[App and web page records]

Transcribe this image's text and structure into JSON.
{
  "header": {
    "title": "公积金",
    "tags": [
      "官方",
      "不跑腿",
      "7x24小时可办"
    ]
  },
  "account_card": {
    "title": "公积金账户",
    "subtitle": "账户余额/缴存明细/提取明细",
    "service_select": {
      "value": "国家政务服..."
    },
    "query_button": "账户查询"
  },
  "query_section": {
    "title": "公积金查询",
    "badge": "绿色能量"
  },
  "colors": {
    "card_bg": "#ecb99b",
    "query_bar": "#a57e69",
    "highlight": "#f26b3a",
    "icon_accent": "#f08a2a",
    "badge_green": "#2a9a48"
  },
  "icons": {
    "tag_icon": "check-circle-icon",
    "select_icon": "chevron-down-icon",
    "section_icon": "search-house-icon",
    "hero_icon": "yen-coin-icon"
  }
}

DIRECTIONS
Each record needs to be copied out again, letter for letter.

SOLUTION TO THIS PROBLEM
Transcribe this image's text and structure into JSON.
{
  "header": {
    "title": "公积金",
    "tags": [
      "官方",
      "不跑腿",
      "7x24小时可办"
    ]
  },
  "account_card": {
    "title": "公积金账户",
    "subtitle": "账户余额/缴存明细/提取明细",
    "service_select": {
      "value": "国家政务服..."
    },
    "query_button": "账户查询"
  },
  "query_section": {
    "title": "公积金查询",
    "badge": "绿色能量"
  },
  "colors": {
    "card_bg": "#ecb99b",
    "query_bar": "#a57e69",
    "highlight": "#f26b3a",
    "icon_accent": "#f08a2a",
    "badge_green": "#2a9a48"
  },
  "icons": {
    "tag_icon": "check-circle-icon",
    "select_icon": "chevron-down-icon",
    "section_icon": "search-house-icon",
    "hero_icon": "yen-coin-icon"
  }
}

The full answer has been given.